"Art makes life, makes interest, makes importance"

April 13, 2012

"Little Buddha" (1993) by Bertolucci (film review)

Little Buddha, the 19th film by Italian director Bernardo Bertolucci, was neither a critical nor a box office success, but that doesn't say anything about the real qualities of the film, as we shall see. Like many films by this director, it was an international project, with a British producer and international cast, shot in Seattle and Bhutan. The impressive cinematography was by Vittorio Storaro and the music was written by Sakamoto Ryuichi. The title may unfortunately seem to refer to a Chinese restaurant, but that is not the case: this is the life story of the young Buddha, told to an American boy who may be the reincarnation of a Tibetan Lama master (and therefore another "little Buddha" himself).

Lama Norbu (Ying Ruocheng) travels to Seattle in search of the reincarnation of his teacher, Lama Dorje, and thinks he has found one candidate (later in northern India two more are found) in a Caucasian boy, Jesse Conrad (Alex Wiesendanger). This is not so strange as it seems as Lama Dorje had been engaged in missionary activities in North America. The parents, Lisa (Bridget Fonda) and Dean (Chris Isaak) are wary, but finally agree that Jesse and his father travel to Bhutan where Jesse - with the other two children - has to undergo a test to prove the true reincarnation.

Lama Norbu gives Jesse a storybook about the life of the Buddha and Bertolucci intercuts the story of Siddharta, who later became known as the Buddha, with the contemporary scenes. The story of Siddharta's search for enlightenment is shot in rich red-golden hues, the Seattle scenes in a cold blue. In the end, past and present are mixed as the three children find themselves actually in the scene with Buddha, watching him as he is overcomes the temptations of Mara while meditating under the Bodhi-tree. His mission fulfilled, at the end of the film Lama Norbu dies peacefully while meditating.

Central to the film are the characters of the kind Lama Norbu (very ably played by the Chinese actor Ying Ruocheng, who also shone in Bertolucci's The Last Emperor), Siddharta (played by Keanu Reeves with just the right balance) and the three children, who are all able actors. Negative reviews have harped on the weak acting of the father (Chris Isaak) or the fact that it is rather unnatural that American parents would agree to have their child engaged in this way with a foreign religious group. I believe that Bertolucci has done this on purpose, he wanted the focus of the film on the beauty of the timeless story of the Buddha and not on contemporary bickering. For the same reason, he made the parents consciously into rather vague non-entities - their presence is to a certain degree necessary, but they should not interfere with the main story. The focus is wholly on the introduction of Buddhism to a wider audience.

Bertolucci tells the Buddha's story as if to children, for aren't we all ignorant about this subject? These scenes have disparagingly been called a "Buddhist Sunday school story," but isn't that the best way to present the Buddhist "gospel"? After all, Siddharta's life was very peaceful, there is no violence here as in Jesus' Passion story, so Gibson-like sadomasochistic antics are out of the question.

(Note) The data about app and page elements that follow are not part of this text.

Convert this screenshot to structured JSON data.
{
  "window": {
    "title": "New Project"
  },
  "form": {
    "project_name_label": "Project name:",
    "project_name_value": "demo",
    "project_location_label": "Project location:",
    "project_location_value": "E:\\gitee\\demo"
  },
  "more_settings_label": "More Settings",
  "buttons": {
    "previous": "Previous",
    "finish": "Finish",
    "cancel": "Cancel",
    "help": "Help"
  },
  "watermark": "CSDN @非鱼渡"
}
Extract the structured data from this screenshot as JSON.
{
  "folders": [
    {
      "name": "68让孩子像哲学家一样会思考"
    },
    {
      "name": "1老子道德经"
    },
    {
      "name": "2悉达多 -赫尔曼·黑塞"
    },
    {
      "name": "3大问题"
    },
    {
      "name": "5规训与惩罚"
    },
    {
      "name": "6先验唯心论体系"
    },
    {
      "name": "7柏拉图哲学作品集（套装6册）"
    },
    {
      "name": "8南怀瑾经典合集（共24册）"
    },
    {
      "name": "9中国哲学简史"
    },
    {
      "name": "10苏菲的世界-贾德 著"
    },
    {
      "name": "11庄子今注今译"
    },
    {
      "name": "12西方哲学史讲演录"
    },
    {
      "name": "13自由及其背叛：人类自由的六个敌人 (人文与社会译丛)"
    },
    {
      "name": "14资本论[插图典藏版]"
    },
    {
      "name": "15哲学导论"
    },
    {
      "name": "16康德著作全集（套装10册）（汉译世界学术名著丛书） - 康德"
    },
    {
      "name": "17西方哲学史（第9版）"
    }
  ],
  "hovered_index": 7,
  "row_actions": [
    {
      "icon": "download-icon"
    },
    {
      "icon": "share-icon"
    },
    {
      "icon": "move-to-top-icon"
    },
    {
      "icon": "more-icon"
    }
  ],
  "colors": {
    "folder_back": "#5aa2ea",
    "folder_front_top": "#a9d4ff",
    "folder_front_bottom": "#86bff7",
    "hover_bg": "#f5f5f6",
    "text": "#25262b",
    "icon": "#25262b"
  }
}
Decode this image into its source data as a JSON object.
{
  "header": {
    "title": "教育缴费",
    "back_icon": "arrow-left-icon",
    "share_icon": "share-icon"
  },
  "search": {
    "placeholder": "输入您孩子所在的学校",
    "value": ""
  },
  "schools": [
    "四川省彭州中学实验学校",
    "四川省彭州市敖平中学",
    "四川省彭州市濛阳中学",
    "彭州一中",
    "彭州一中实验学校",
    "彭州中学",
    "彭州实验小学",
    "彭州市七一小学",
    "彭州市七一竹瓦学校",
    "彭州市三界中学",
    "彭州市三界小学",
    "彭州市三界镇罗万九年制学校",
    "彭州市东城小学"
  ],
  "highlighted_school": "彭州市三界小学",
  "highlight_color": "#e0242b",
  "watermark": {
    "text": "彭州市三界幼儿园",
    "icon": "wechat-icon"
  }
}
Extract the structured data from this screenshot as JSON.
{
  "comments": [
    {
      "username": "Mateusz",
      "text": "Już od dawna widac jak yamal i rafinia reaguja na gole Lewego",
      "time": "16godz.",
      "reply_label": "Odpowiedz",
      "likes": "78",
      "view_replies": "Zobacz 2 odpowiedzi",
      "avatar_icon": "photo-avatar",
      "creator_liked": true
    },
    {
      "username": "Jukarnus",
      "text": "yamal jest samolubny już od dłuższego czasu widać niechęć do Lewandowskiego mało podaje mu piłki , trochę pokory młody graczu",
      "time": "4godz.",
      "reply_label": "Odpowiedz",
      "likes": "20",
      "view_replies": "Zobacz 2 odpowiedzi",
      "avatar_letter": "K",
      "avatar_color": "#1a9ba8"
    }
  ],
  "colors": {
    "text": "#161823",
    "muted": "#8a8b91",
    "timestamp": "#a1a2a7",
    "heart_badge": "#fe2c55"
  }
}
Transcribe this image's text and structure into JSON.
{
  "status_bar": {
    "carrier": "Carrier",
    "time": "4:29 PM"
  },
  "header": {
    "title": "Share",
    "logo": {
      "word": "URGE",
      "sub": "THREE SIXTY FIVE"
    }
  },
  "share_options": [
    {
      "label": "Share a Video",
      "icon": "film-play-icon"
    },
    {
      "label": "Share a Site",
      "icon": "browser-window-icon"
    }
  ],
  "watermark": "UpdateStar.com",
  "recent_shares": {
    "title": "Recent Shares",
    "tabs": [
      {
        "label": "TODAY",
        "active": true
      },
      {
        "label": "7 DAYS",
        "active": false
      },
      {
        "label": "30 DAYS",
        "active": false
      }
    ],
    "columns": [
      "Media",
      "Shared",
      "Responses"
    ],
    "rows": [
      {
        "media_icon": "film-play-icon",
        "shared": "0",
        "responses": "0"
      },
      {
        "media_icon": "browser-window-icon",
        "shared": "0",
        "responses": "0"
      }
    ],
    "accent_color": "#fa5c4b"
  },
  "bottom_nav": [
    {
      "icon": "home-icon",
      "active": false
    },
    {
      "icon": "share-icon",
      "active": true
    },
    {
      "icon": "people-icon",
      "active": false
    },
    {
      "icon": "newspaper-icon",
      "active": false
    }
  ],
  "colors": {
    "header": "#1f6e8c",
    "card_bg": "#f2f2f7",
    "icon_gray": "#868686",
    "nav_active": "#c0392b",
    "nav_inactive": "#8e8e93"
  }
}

Siddharta has been brought up as an Indian prince in a very secluded environment and is shocked when he realizes the unforgiving truth of impermanence: every living being must ultimately perish. After a hundred years, none of us now living will be still around. Siddharta discovers the Middle Way between a worldly life and asceticism and teaches the Four Noble Truths: that all is suffering, that this is caused by our attachment to external things, that such suffering can however be stopped, and what the path is that leads to the end of suffering. The suffering of all living things also leads Siddharta to the development of a great compassion, and the wish to help others, for basically all life is one.

By the way, the film introduces Tibetan Buddhism which differs from other types of Buddhism by putting reincarnation central -as seen in the film through the search for a reincarnated master. But in fact, the Buddha never talked about reincarnation (which is a sort of pan-Indian / Tibetan folk belief rather than part of the Buddhist teachings) and most Buddhists today (as in Japan) also do not believe in reincarnation.

That is my only point of criticism about what is a very beautiful and warm film, a film that takes us right into the heart of the world's greatest religion by illustrating the impermanence of all life and stressing the value of compassion.

My evaluation: 10 points out of 10 for the snake that protects the Buddha from rain while he meditates in the forest. It is unbelievable that this wonderful film at present only scores 5.8 at the IMDB. The beautiful cinematography and the impressive scenes of the life of the Buddha or those shot in the monastery in Bhutan are alone worth 8 points! The music by Sakamoto Ryuichi is also of a very high standard.
Dharma site review.